Cassidy was tainted by the Abramoff scandal – after Abramoff was fired from Greenberg Traurig, he was recruited by Hartley to be a Cassidy consultant. Todd Boulanger also has Abramoff ties. The former “Team Abramoff” lobbyist worked with the disgraced former lobbyist at the three lobbying firms that employed him: Preston Gates, Greenberg Traurig and Cassidy.
To throw light on the revolving doors between government and lobbying, Burns’ proposed reform bill would require lobbyists to disclose whether they had previously worked for the federal government.
Therefore, Public Citizen calls upon Burns to identify those lobbyists contributing to Burns at tonight’s fundraiser who are former members of Congress, congressional staff or executive branch officials.
Limit the Amount of Money Raised From Lobbyists
Tonight’s fundraiser highlights a major shortcoming of the McCain-Burns bill: It is primarily a disclosure bill. Knowing that a lobbyist has handed a fat check to a lawmaker is useful, but it doesn’t change the fact that the lobbyist expects something in return.
Burns has a long history of using lobbyists and lobbying firms, such as Cassidy, to raise money for his campaigns. For example, he has raised more money from lobbyists since 2001 ($183,608), than from any other industry, according to the Center for Responsive Politics (CRP).
Lobbyists provide candidates with funds not only through direct contributions, but more importantly by organizing events like tonight’s fundraiser to which they invite their impressive list of clients and by bundling contributions from their clients and colleagues.
This week, Public Citizen and six other national reform groups called for reforms that would break the nexus between lobbyists, lawmakers and campaign cash that typifies the influence-peddling system in Washington by ending the role of lobbyists and lobbying firms in raising funds for candidates.
Therefore, Public Citizen calls upon Burns to adopt the recommendations made by seven national reform organizations that would cap at $200 per election the amount of money candidates could receive from lobbyists and lobbying firm PACs, and prohibit lobbyists from organizing fundraising events, such as the Cassidy event, and from bundling campaign contributions from their clients and colleagues.
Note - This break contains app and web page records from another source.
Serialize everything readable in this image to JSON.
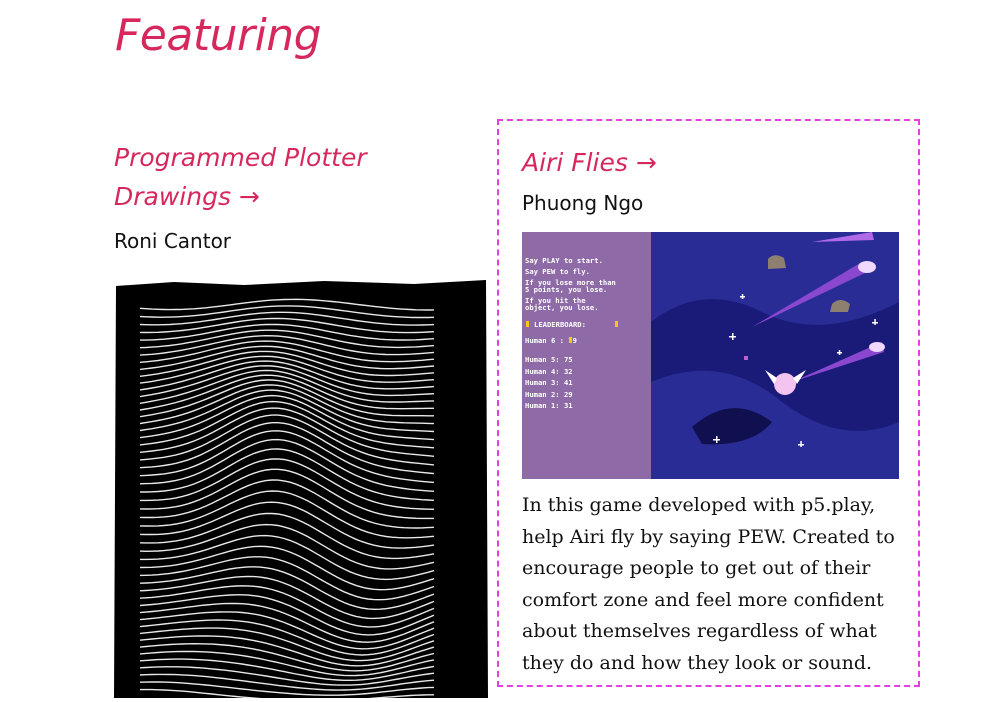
{
  "section": {
    "heading": "Featuring"
  },
  "cards": [
    {
      "title": "Programmed Plotter Drawings →",
      "author": "Roni Cantor"
    },
    {
      "title": "Airi Flies →",
      "author": "Phuong Ngo",
      "game_screen": {
        "instructions": [
          "Say PLAY to start.",
          "Say PEW to fly.",
          "If you lose more than",
          "5 points, you lose.",
          "If you hit the",
          "object, you lose."
        ],
        "leaderboard_label": "LEADERBOARD:",
        "current_score": "Human 6  : 79",
        "scores": [
          "Human 5: 75",
          "Human 4: 32",
          "Human 3: 41",
          "Human 2: 29",
          "Human 1: 31"
        ]
      },
      "description": "In this game developed with p5.play, help Airi fly by saying PEW. Created to encourage people to get out of their comfort zone and feel more confident about themselves regardless of what they do and how they look or sound."
    }
  ],
  "colors": {
    "accent": "#d6285d",
    "focus_outline": "#e43fe0",
    "game_panel": "#8e6aa6",
    "game_sky": "#1a1a78"
  }
}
Until such recommendations are made law, we urge Burns to abide by them if his opponents agree to do the same.
Remove Lobbyists from Controlling the Candidate’s Purse Strings
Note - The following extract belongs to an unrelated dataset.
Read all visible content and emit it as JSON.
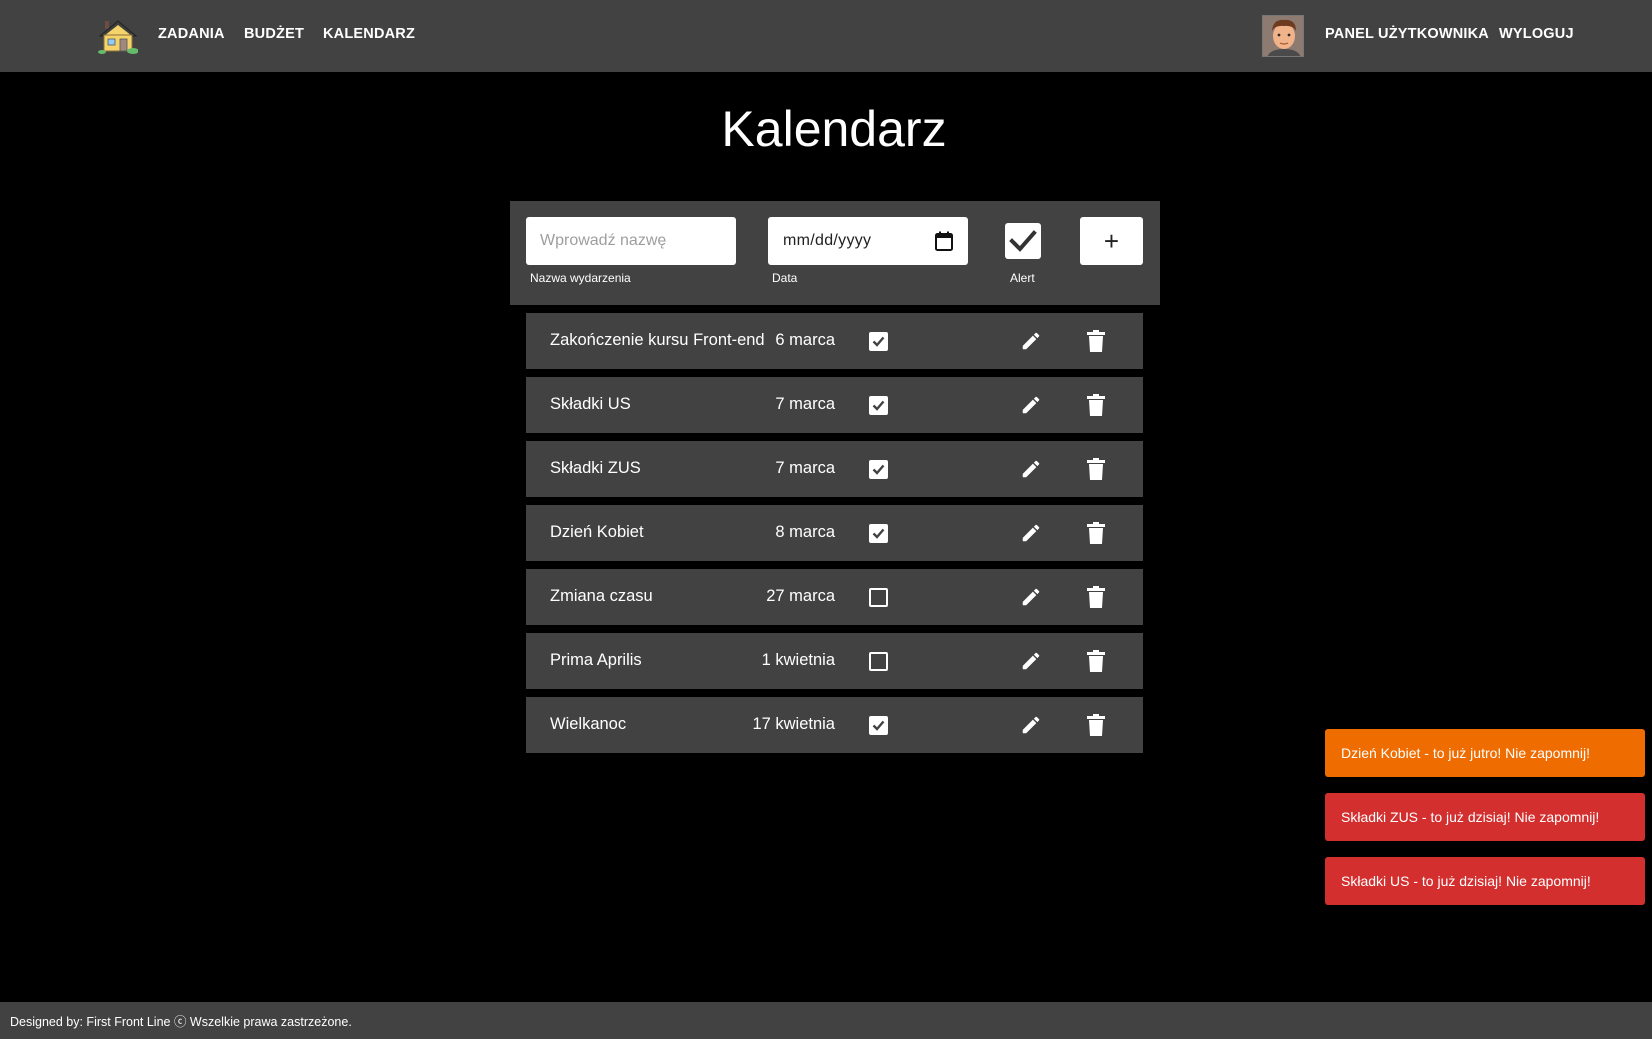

Lobbyists fill a number of top positions in Burns’ fundraising operation:
- Current campaign chairman, Mark Baker, is a lobbyist for Anderson & Baker. The firm’s clients include two of Burns’ top 10 campaign contributors since 2001: Bresnan Communications (ranked No. 5, according to CRP, at $22,650) and Precision Lift (ranked No. 6 at $17,900).
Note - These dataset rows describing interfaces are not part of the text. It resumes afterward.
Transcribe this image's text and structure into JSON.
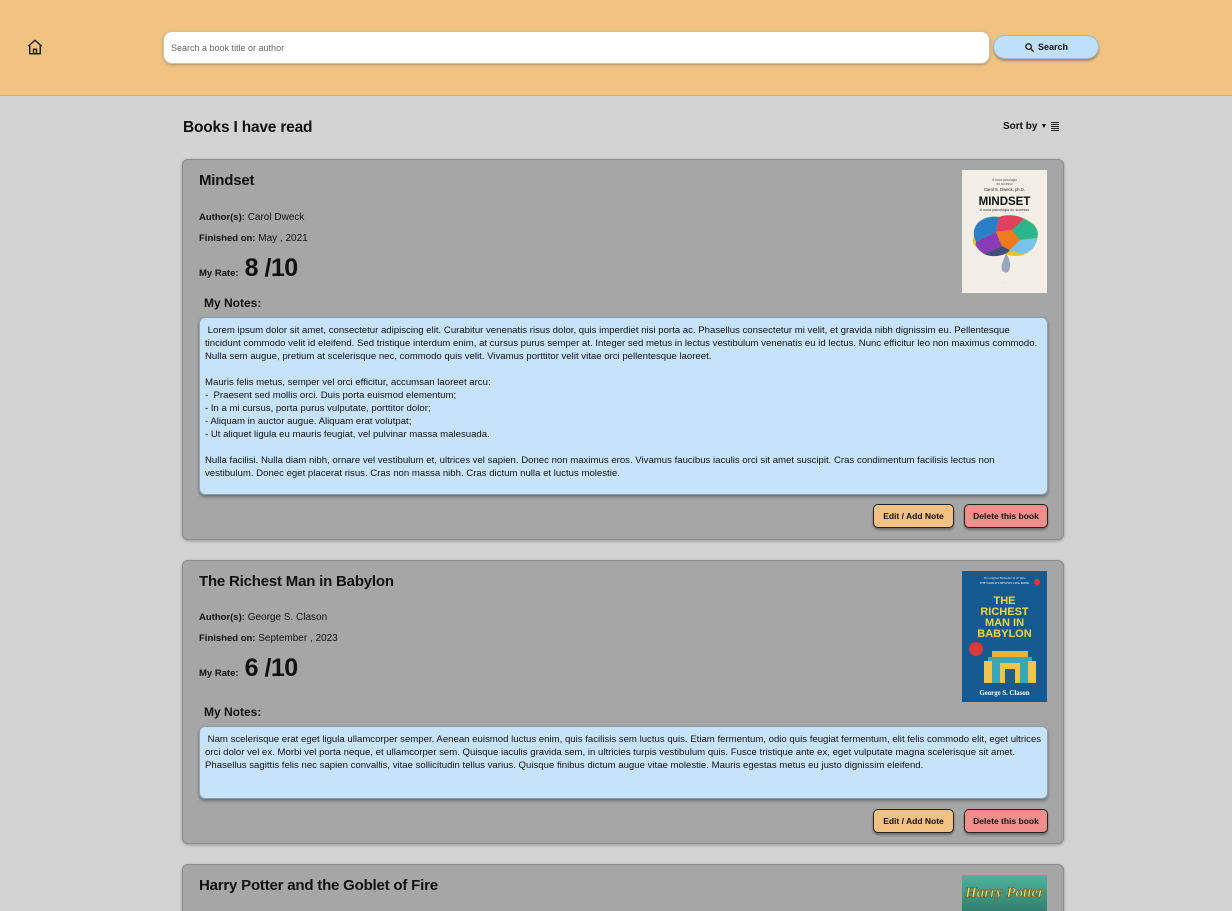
{
  "header": {
    "home_icon": "home-icon",
    "search_placeholder": "Search a book title or author",
    "search_label": "Search",
    "search_icon": "magnifier-icon"
  },
  "main": {
    "title": "Books I have read",
    "sort_label": "Sort by",
    "sort_icon": "sort-list-icon"
  },
  "labels": {
    "author": "Author(s):",
    "finished": "Finished on:",
    "rate": "My Rate:",
    "notes": "My Notes:",
    "edit": "Edit / Add Note",
    "delete": "Delete this book"
  },
  "books": [
    {
      "title": "Mindset",
      "author": "Carol Dweck",
      "finished": "May , 2021",
      "rate": "8 /10",
      "notes": " Lorem ipsum dolor sit amet, consectetur adipiscing elit. Curabitur venenatis risus dolor, quis imperdiet nisi porta ac. Phasellus consectetur mi velit, et gravida nibh dignissim eu. Pellentesque tincidunt commodo velit id eleifend. Sed tristique interdum enim, at cursus purus semper at. Integer sed metus in lectus vestibulum venenatis eu id lectus. Nunc efficitur leo non maximus commodo. Nulla sem augue, pretium at scelerisque nec, commodo quis velit. Vivamus porttitor velit vitae orci pellentesque laoreet.\n\nMauris felis metus, semper vel orci efficitur, accumsan laoreet arcu:\n-  Praesent sed mollis orci. Duis porta euismod elementum;\n- In a mi cursus, porta purus vulputate, porttitor dolor;\n- Aliquam in auctor augue. Aliquam erat volutpat;\n- Ut aliquet ligula eu mauris feugiat, vel pulvinar massa malesuada.\n\nNulla facilisi. Nulla diam nibh, ornare vel vestibulum et, ultrices vel sapien. Donec non maximus eros. Vivamus faucibus iaculis orci sit amet suscipit. Cras condimentum facilisis lectus non vestibulum. Donec eget placerat risus. Cras non massa nibh. Cras dictum nulla et luctus molestie.",
      "cover": {
        "tagline1": "A nova psicologia",
        "tagline2": "do sucesso",
        "author": "Carol S. Dweck, ph.D.",
        "title": "MINDSET",
        "subtitle": "A nova psicologia do sucesso",
        "bg": "#f3efe6"
      }
    },
    {
      "title": "The Richest Man in Babylon",
      "author": "George S. Clason",
      "finished": "September , 2023",
      "rate": "6 /10",
      "notes": " Nam scelerisque erat eget ligula ullamcorper semper. Aenean euismod luctus enim, quis facilisis sem luctus quis. Etiam fermentum, odio quis feugiat fermentum, elit felis commodo elit, eget ultrices orci dolor vel ex. Morbi vel porta neque, et ullamcorper sem. Quisque iaculis gravida sem, in ultricies turpis vestibulum quis. Fusce tristique ante ex, eget vulputate magna scelerisque sit amet. Phasellus sagittis felis nec sapien convallis, vitae sollicitudin tellus varius. Quisque finibus dictum augue vitae molestie. Mauris egestas metus eu justo dignissim eleifend.",
      "cover": {
        "tagline1": "The original Bestseller of all time",
        "tagline2": "THE WORLD'S BESTSELLING BOOK",
        "title_lines": [
          "THE",
          "RICHEST",
          "MAN IN",
          "BABYLON"
        ],
        "author": "George S. Clason",
        "bg": "#14598f",
        "title_color": "#f2d83b"
      }
    },
    {
      "title": "Harry Potter and the Goblet of Fire",
      "cover": {
        "title": "Harry Potter",
        "bg": "#2f8a72"
      }
    }
  ]
}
- Campaign finance and fundraising co-chairman, John Etchart, is a lobbyist for the Gallatin Group.
- The former treasurer of his leadership PAC, Barbara Bonfiglio, was a lobbyist for Williams & Jensen.
If real reform is to be achieved in Congress, intimate connections such as these between lobbyists and a candidate’s fundraising operation must be eliminated.
Therefore, Public Citizen calls upon Burns to remove lobbyists from senior leadership positions in his campaign fundraising operation.
“Lobbyist fundraising is bad enough, but allowing lobbyists to control an officeholder’s purse strings is nothing short of a scandal waiting to happen,” said Frank Clemente, director of Public Citizen’s Congress Watch division.